WORK INSTRUCTIONS => Read through the listing and copy every line that contains the word "title".

== EXERCISE DATA

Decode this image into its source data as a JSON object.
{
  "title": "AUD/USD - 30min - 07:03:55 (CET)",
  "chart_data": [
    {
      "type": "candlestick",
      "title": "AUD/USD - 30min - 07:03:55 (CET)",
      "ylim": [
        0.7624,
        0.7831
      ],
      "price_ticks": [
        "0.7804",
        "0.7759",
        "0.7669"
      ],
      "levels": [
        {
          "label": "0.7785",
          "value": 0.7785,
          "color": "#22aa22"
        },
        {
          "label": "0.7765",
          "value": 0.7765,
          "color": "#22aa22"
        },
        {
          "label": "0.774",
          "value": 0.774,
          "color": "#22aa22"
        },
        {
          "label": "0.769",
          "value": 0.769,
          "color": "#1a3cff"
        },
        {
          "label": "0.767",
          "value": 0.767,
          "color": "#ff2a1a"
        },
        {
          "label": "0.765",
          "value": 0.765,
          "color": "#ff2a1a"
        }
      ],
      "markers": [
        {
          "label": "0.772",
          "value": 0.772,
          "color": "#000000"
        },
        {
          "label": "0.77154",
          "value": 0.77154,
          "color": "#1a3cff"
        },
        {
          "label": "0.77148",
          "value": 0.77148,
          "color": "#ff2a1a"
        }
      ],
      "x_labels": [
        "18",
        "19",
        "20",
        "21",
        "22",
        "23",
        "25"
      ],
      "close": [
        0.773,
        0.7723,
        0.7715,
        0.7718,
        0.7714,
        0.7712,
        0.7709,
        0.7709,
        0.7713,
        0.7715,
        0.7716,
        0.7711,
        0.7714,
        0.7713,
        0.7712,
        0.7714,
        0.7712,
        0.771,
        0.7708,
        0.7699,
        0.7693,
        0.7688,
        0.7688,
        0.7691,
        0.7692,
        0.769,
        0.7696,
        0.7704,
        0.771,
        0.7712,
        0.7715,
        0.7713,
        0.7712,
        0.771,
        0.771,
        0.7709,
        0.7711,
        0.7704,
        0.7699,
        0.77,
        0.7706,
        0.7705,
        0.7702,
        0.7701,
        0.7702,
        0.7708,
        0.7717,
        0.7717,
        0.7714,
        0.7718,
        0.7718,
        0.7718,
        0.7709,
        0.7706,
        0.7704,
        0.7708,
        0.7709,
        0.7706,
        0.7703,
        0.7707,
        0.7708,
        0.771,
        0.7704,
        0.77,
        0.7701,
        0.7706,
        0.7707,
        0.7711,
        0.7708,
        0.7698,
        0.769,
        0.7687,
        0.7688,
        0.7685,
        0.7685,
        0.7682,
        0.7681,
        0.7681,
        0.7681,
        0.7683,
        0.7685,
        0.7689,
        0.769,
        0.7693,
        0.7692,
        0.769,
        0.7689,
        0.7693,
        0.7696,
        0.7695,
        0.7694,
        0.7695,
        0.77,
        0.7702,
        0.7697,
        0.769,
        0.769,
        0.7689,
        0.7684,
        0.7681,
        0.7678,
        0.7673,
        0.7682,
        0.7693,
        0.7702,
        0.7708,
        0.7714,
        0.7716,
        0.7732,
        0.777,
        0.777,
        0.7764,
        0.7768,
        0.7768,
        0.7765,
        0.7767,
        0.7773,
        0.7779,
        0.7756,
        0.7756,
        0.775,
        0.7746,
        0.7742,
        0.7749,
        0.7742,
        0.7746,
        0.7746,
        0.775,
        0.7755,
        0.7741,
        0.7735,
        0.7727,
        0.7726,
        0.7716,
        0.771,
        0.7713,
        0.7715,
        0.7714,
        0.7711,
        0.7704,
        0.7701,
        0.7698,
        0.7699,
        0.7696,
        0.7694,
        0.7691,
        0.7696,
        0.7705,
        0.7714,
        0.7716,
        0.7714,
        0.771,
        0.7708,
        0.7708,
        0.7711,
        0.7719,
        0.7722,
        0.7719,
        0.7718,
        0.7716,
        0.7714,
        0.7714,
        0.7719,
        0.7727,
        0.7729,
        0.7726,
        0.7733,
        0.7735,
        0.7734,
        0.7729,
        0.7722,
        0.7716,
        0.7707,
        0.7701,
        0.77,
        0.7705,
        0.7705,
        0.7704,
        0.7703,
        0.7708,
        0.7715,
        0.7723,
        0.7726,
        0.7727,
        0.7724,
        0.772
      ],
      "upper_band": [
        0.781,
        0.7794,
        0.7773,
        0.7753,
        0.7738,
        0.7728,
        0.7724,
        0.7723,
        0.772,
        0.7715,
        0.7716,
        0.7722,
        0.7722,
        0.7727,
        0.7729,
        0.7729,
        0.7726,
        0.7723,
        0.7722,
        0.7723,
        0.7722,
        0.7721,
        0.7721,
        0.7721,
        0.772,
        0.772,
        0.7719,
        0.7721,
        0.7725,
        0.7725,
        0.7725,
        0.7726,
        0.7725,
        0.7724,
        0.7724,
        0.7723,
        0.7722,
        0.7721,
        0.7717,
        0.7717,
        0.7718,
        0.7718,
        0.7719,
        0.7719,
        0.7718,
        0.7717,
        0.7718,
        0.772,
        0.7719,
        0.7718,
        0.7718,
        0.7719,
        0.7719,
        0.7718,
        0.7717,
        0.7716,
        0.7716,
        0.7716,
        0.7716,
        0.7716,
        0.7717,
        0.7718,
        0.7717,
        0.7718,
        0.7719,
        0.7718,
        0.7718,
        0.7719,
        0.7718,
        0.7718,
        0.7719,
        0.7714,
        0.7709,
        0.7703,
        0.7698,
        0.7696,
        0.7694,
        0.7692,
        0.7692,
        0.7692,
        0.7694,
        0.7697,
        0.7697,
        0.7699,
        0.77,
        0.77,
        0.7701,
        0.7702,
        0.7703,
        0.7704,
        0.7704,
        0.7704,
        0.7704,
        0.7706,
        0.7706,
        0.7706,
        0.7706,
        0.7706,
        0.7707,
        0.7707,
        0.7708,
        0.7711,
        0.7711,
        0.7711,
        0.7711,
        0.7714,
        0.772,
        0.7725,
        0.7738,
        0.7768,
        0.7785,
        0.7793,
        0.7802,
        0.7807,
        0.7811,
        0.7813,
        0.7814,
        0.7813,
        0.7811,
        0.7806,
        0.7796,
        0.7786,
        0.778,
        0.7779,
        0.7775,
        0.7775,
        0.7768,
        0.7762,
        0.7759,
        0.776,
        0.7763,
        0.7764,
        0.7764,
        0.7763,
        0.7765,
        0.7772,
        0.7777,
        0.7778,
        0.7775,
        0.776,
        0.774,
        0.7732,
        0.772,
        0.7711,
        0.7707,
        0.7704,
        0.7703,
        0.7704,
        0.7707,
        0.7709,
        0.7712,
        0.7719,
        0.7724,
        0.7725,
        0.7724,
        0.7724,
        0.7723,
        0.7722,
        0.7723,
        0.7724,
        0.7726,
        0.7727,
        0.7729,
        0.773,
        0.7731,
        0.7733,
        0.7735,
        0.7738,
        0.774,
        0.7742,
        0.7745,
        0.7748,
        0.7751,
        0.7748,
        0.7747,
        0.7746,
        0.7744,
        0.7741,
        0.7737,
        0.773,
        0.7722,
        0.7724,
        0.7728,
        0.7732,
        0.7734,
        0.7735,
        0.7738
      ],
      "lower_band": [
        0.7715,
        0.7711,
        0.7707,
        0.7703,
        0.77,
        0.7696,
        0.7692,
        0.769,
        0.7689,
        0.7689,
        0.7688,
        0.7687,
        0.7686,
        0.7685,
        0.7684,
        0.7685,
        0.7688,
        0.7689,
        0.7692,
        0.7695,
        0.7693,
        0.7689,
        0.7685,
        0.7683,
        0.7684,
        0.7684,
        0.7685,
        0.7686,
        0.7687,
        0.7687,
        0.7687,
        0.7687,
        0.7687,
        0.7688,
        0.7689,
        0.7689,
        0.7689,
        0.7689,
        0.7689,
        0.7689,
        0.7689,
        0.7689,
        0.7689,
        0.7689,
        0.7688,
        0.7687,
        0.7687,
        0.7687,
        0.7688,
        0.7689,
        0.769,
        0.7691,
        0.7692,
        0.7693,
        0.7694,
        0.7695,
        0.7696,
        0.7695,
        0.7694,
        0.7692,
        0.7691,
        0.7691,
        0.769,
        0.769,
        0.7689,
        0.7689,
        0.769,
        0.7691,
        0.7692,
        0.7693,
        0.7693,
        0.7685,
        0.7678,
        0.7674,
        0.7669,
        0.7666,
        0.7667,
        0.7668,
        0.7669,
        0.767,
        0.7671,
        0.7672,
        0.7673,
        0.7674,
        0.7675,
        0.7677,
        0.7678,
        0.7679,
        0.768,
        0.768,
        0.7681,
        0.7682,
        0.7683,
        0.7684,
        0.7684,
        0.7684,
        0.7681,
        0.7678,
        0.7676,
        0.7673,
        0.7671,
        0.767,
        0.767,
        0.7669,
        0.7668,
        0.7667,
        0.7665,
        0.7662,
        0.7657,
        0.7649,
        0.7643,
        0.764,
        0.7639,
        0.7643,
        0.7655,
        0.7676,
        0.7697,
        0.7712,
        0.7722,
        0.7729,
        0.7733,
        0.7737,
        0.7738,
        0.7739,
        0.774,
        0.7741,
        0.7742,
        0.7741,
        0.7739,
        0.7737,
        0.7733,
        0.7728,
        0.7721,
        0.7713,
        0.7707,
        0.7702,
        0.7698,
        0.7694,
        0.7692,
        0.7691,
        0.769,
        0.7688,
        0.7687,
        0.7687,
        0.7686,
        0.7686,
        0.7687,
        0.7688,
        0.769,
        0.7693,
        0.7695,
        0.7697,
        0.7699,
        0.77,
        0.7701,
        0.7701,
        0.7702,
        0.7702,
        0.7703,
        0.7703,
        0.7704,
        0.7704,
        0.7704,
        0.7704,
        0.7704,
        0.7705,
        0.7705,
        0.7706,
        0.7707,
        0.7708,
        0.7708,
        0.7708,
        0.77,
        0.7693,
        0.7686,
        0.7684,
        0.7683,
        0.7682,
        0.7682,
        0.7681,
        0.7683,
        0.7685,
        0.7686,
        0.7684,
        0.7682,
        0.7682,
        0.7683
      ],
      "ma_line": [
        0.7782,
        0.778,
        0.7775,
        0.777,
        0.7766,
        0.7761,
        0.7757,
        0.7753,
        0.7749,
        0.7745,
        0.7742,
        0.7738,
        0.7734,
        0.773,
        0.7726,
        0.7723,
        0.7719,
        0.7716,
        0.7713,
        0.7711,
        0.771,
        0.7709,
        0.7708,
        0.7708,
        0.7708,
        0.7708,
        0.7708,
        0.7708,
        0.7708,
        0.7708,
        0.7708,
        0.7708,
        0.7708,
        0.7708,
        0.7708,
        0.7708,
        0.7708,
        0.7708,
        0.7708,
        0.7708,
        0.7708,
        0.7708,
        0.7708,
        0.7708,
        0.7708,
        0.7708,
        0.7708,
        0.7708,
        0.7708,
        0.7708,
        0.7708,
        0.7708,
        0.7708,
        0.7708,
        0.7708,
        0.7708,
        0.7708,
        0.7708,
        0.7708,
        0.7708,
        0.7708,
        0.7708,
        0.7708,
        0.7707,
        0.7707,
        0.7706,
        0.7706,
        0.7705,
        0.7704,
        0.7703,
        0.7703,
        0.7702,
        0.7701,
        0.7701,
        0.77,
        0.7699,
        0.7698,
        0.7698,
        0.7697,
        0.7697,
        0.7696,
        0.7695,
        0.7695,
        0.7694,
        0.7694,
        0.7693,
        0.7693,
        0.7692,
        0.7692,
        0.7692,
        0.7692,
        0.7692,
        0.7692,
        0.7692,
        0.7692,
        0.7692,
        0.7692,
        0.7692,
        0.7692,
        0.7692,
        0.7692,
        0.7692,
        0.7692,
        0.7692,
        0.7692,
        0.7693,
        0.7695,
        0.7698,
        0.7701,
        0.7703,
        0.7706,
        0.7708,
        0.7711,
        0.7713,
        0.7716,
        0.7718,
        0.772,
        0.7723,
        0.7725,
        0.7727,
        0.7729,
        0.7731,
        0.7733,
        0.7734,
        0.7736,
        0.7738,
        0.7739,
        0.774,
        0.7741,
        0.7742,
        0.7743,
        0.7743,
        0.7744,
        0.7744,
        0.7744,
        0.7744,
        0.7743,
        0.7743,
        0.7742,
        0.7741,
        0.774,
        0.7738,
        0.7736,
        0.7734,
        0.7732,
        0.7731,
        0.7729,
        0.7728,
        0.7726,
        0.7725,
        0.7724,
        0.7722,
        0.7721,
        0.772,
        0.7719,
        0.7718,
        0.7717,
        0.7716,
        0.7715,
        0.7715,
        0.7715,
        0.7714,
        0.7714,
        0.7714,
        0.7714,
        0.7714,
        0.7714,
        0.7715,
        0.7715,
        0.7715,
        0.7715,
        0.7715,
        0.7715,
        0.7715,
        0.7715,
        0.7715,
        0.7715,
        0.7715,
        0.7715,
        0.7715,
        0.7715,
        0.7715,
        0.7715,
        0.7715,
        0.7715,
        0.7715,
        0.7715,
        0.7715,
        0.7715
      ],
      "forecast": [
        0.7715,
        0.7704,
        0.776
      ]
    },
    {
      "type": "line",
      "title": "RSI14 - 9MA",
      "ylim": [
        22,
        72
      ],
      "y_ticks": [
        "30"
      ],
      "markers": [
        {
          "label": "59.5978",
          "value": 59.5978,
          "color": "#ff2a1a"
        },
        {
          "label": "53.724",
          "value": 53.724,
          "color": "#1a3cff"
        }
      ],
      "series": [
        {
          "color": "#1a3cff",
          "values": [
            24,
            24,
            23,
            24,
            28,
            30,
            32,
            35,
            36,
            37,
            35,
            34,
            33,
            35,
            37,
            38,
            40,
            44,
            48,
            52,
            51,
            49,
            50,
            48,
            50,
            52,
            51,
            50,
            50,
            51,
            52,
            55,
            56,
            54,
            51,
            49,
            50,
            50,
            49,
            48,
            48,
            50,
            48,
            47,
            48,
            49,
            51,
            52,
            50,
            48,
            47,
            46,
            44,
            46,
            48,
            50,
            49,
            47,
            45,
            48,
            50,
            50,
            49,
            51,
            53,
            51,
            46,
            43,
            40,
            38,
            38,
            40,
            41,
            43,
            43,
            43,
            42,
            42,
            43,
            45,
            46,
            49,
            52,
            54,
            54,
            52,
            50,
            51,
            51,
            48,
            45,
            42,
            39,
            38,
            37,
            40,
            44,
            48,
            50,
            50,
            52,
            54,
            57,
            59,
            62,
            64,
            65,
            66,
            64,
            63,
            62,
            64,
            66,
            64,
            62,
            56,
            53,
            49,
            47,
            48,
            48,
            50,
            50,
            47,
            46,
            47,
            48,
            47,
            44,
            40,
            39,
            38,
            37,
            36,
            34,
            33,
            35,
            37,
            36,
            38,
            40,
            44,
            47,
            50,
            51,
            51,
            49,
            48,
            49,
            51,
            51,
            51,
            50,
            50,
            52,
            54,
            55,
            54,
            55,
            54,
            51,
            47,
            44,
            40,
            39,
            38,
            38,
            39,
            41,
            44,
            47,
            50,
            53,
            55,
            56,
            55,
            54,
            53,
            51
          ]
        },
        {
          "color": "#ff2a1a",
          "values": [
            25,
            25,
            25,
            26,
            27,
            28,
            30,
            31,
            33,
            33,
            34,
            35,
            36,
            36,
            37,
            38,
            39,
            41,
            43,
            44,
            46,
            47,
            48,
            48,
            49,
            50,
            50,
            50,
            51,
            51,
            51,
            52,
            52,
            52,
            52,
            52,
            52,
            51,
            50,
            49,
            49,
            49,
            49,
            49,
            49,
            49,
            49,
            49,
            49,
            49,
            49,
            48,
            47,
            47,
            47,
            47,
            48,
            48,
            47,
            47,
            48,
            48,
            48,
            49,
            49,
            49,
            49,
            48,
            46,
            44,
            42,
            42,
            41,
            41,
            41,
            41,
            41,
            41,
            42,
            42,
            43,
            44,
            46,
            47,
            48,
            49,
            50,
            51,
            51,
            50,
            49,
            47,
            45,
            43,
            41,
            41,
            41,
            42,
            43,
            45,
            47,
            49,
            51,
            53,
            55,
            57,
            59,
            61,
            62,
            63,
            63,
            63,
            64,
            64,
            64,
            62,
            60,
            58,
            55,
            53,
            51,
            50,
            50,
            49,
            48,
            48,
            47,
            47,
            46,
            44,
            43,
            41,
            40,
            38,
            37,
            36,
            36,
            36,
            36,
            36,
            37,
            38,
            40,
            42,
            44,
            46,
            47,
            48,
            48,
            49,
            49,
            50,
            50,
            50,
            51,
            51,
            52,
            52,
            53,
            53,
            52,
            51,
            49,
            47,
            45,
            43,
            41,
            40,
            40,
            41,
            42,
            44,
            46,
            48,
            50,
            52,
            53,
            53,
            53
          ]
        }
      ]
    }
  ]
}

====

PROBLEM SOLUTION =>
  "title": "AUD/USD - 30min - 07:03:55 (CET)",
      "title": "AUD/USD - 30min - 07:03:55 (CET)",
      "title": "RSI14 - 9MA",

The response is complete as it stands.